# TASK ITEM
Your answer must be the full listing, word for word, with no images in it.

# DATA EXCERPTS
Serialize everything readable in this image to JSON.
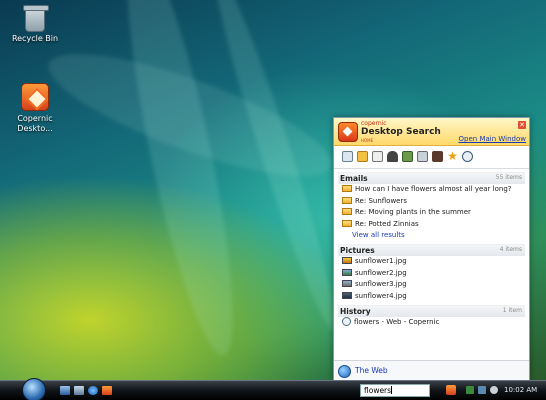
{
  "desktop": {
    "icons": [
      {
        "name": "recycle-bin",
        "label": "Recycle Bin"
      },
      {
        "name": "copernic",
        "label_line1": "Copernic",
        "label_line2": "Deskto..."
      }
    ]
  },
  "panel": {
    "brand": "copernic",
    "title": "Desktop Search",
    "home": "HOME",
    "open_link": "Open Main Window",
    "close": "✕",
    "toolbar_icons": [
      "all-icon",
      "email-icon",
      "files-icon",
      "music-icon",
      "pictures-icon",
      "videos-icon",
      "contacts-icon",
      "favorites-icon",
      "history-icon"
    ],
    "emails": {
      "title": "Emails",
      "count": "55 items",
      "items": [
        "How can I have flowers almost all year long?",
        "Re: Sunflowers",
        "Re: Moving plants in the summer",
        "Re: Potted Zinnias"
      ],
      "view_all": "View all results"
    },
    "pictures": {
      "title": "Pictures",
      "count": "4 items",
      "items": [
        "sunflower1.jpg",
        "sunflower2.jpg",
        "sunflower3.jpg",
        "sunflower4.jpg"
      ]
    },
    "history": {
      "title": "History",
      "count": "1 item",
      "items": [
        "flowers - Web - Copernic"
      ]
    },
    "footer_link": "The Web"
  },
  "taskbar": {
    "search_value": "flowers",
    "clock": "10:02 AM"
  }
}
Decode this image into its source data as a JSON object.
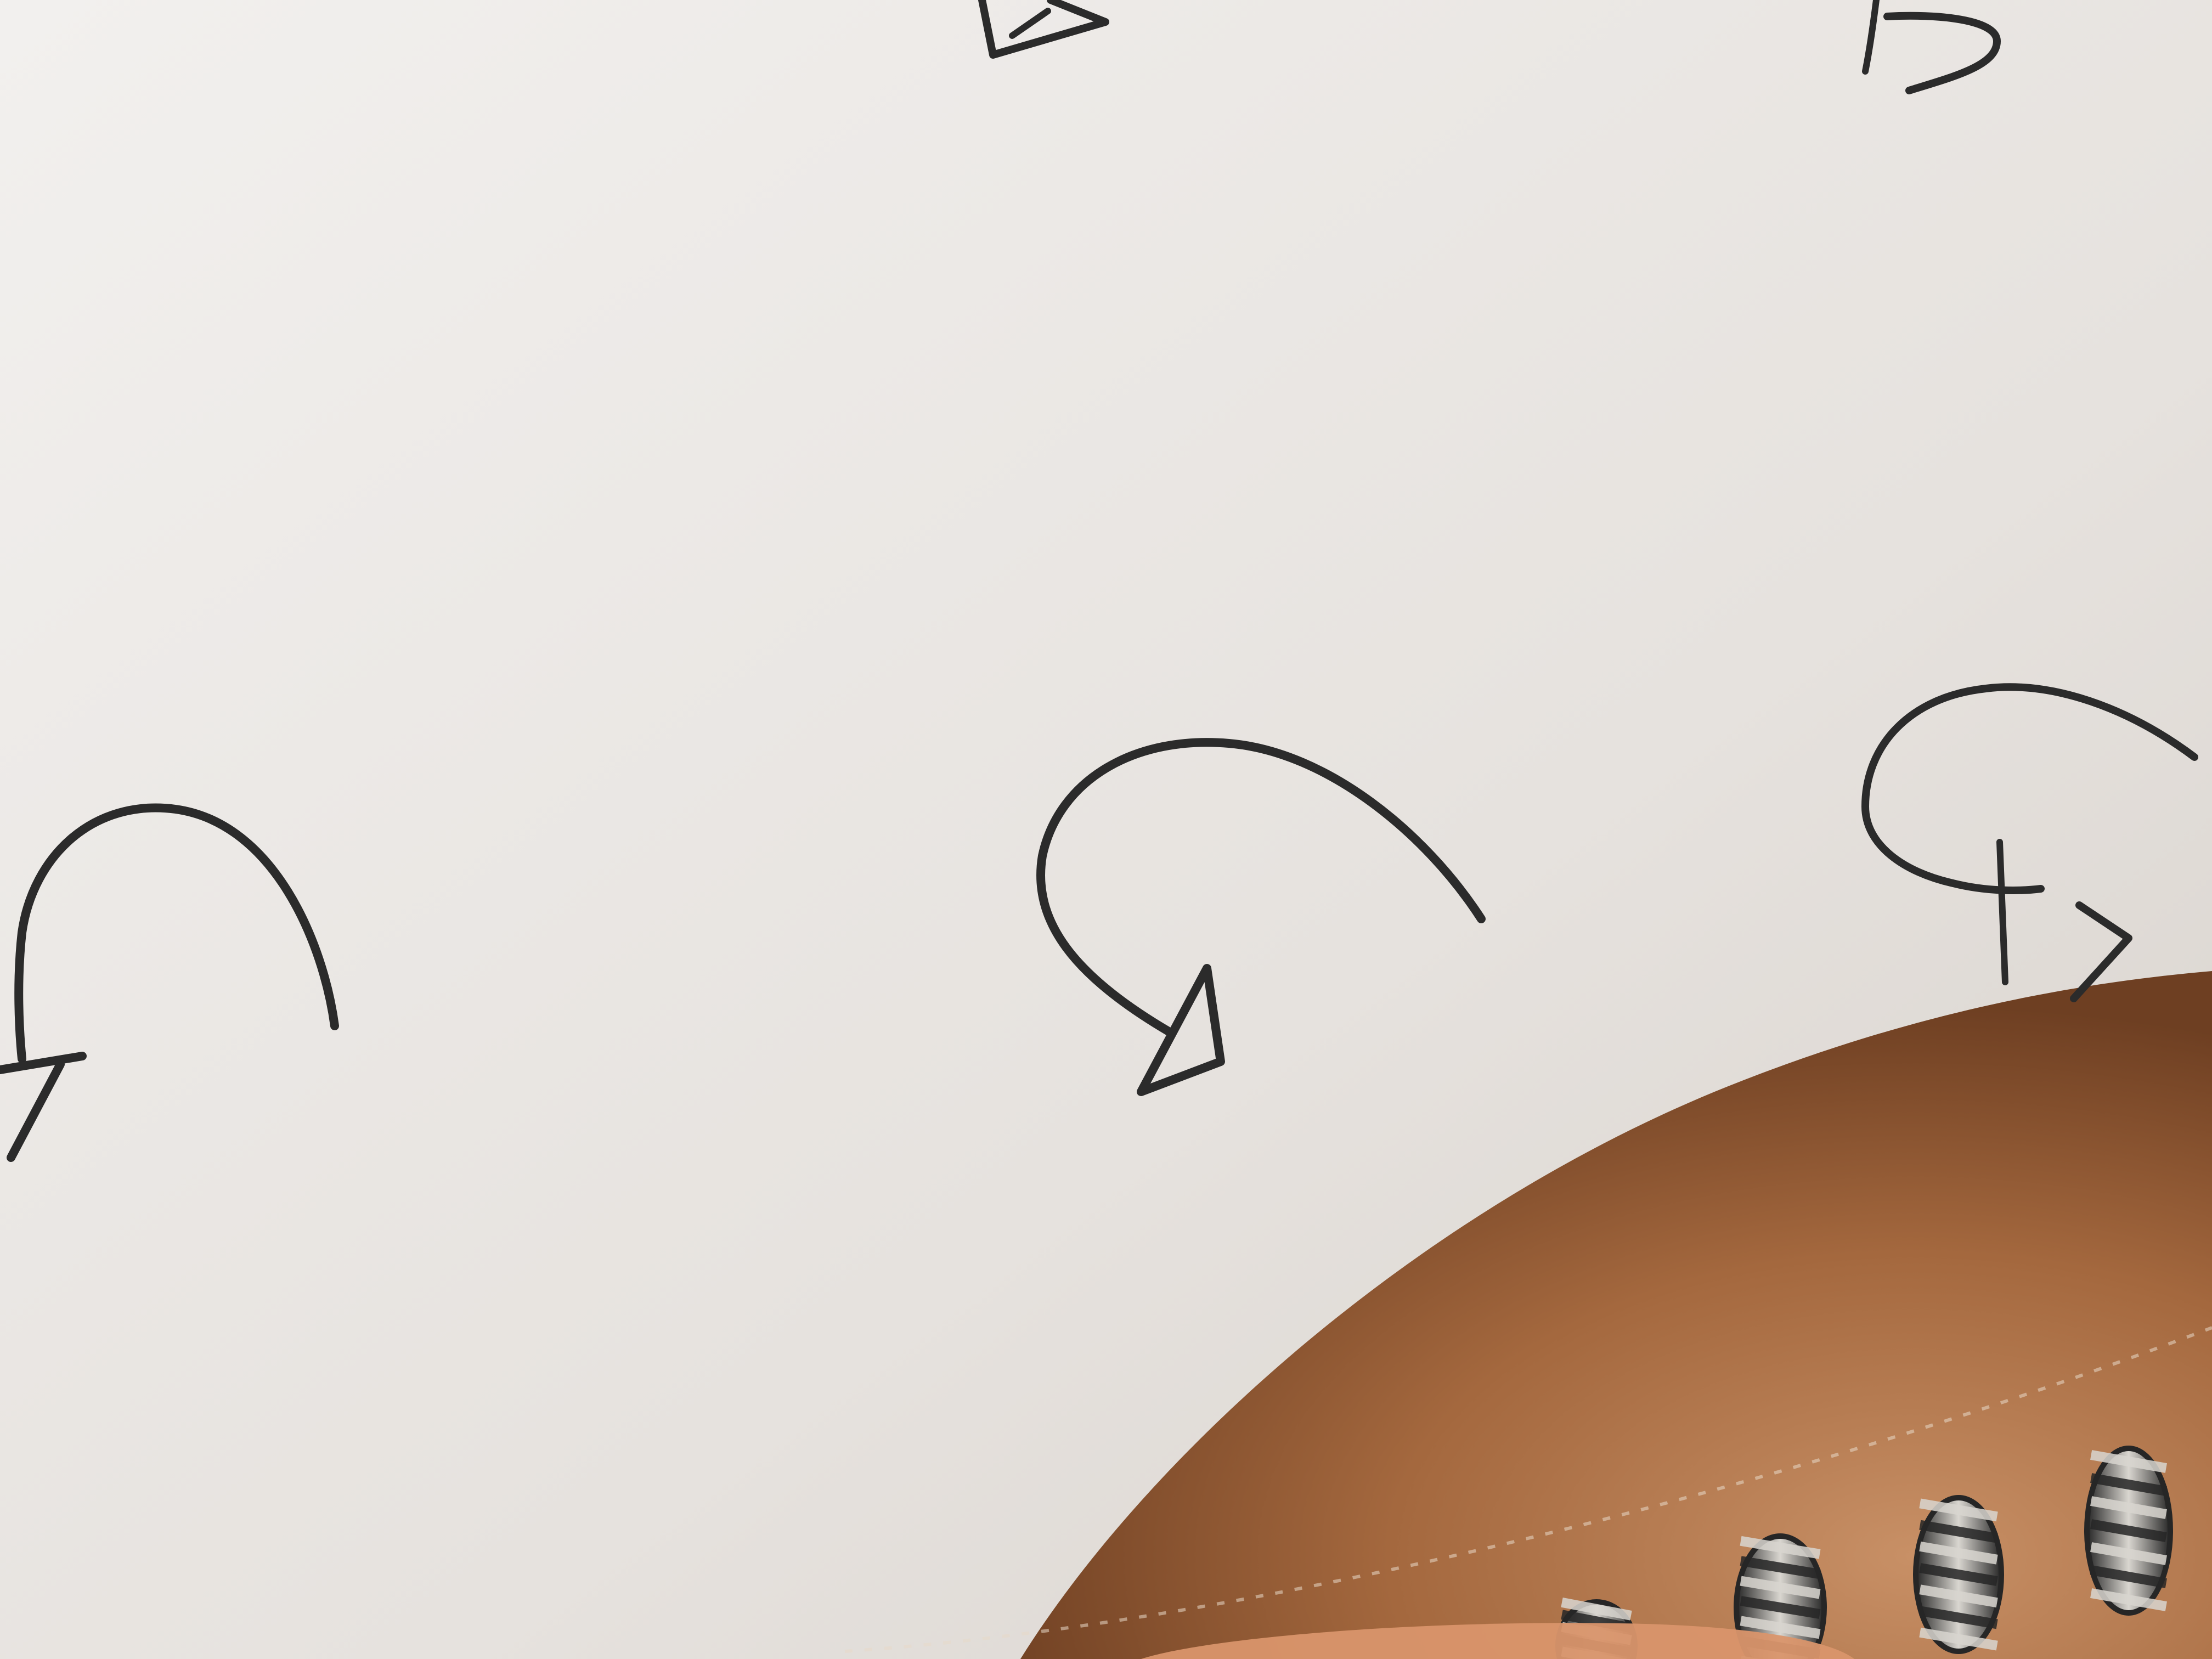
{
  "scene": {
    "subject": "hand-drawn-arrows-on-paper",
    "colors": {
      "paper_light": "#f2f0ee",
      "paper_mid": "#e6e2de",
      "paper_shadow": "#d6d0ca",
      "ink": "#2b2b2b",
      "cover_light": "#c89066",
      "cover_mid": "#a4683e",
      "cover_dark": "#6e3f22",
      "binding_dark": "#262626",
      "binding_light": "#d9d6d0",
      "finger": "#d9956b"
    },
    "drawn_marks": [
      {
        "name": "curved-arrow-center",
        "icon": "curved-arrow-icon"
      },
      {
        "name": "curved-arrow-left",
        "icon": "curved-arrow-icon"
      },
      {
        "name": "curved-arrow-right",
        "icon": "curved-arrow-icon"
      },
      {
        "name": "arrowhead-top",
        "icon": "arrowhead-icon"
      },
      {
        "name": "arrow-stroke-top-right",
        "icon": "curved-arrow-icon"
      }
    ],
    "spiral_ring_count": 4
  }
}
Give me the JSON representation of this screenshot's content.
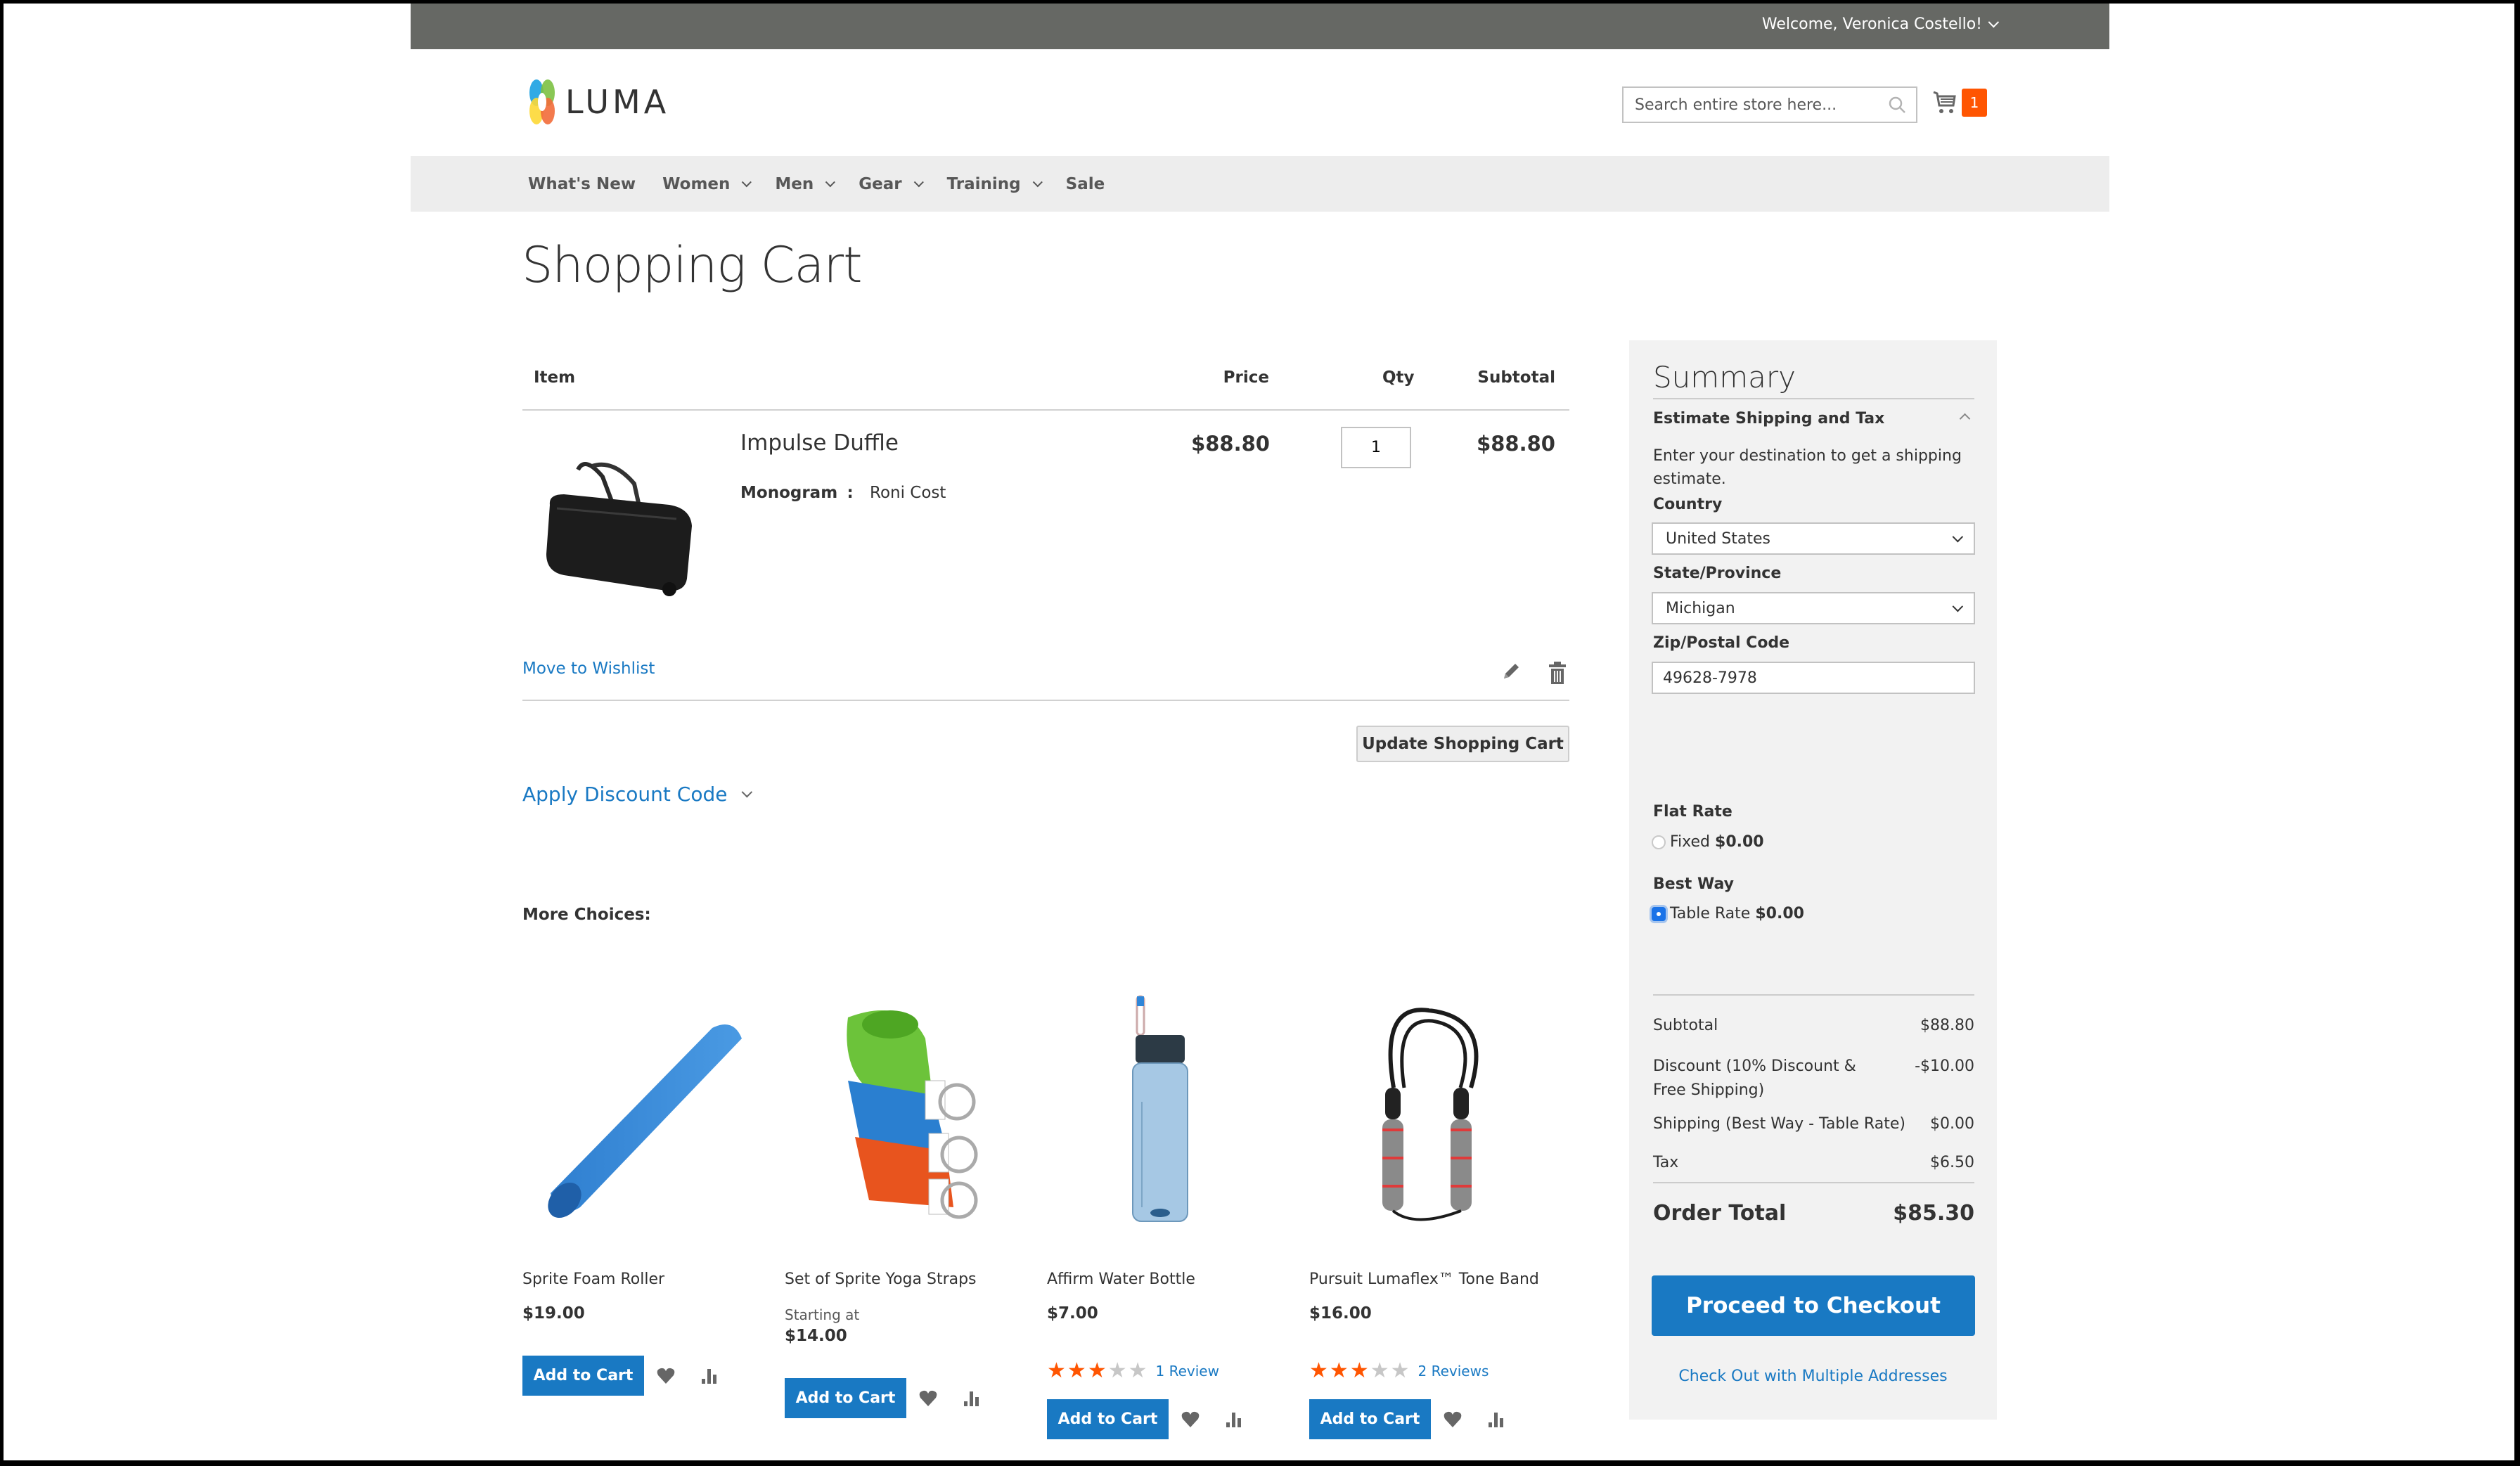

# REPLY TO THE TASK
Serialize everything readable in this image to JSON.
{
  "desktop": {
    "icons": [
      {
        "name": "recycle-bin",
        "label": "Recycle Bin"
      },
      {
        "name": "copernic",
        "label_line1": "Copernic",
        "label_line2": "Deskto..."
      }
    ]
  },
  "panel": {
    "brand": "copernic",
    "title": "Desktop Search",
    "home": "HOME",
    "open_link": "Open Main Window",
    "close": "✕",
    "toolbar_icons": [
      "all-icon",
      "email-icon",
      "files-icon",
      "music-icon",
      "pictures-icon",
      "videos-icon",
      "contacts-icon",
      "favorites-icon",
      "history-icon"
    ],
    "emails": {
      "title": "Emails",
      "count": "55 items",
      "items": [
        "How can I have flowers almost all year long?",
        "Re: Sunflowers",
        "Re: Moving plants in the summer",
        "Re: Potted Zinnias"
      ],
      "view_all": "View all results"
    },
    "pictures": {
      "title": "Pictures",
      "count": "4 items",
      "items": [
        "sunflower1.jpg",
        "sunflower2.jpg",
        "sunflower3.jpg",
        "sunflower4.jpg"
      ]
    },
    "history": {
      "title": "History",
      "count": "1 item",
      "items": [
        "flowers - Web - Copernic"
      ]
    },
    "footer_link": "The Web"
  },
  "taskbar": {
    "search_value": "flowers",
    "clock": "10:02 AM"
  }
}
Decode this image into its source data as a JSON object.
{
  "scene": {
    "subject": "hand-drawn-arrows-on-paper",
    "colors": {
      "paper_light": "#f2f0ee",
      "paper_mid": "#e6e2de",
      "paper_shadow": "#d6d0ca",
      "ink": "#2b2b2b",
      "cover_light": "#c89066",
      "cover_mid": "#a4683e",
      "cover_dark": "#6e3f22",
      "binding_dark": "#262626",
      "binding_light": "#d9d6d0",
      "finger": "#d9956b"
    },
    "drawn_marks": [
      {
        "name": "curved-arrow-center",
        "icon": "curved-arrow-icon"
      },
      {
        "name": "curved-arrow-left",
        "icon": "curved-arrow-icon"
      },
      {
        "name": "curved-arrow-right",
        "icon": "curved-arrow-icon"
      },
      {
        "name": "arrowhead-top",
        "icon": "arrowhead-icon"
      },
      {
        "name": "arrow-stroke-top-right",
        "icon": "curved-arrow-icon"
      }
    ],
    "spiral_ring_count": 4
  }
}
Give me the JSON representation of this screenshot's content.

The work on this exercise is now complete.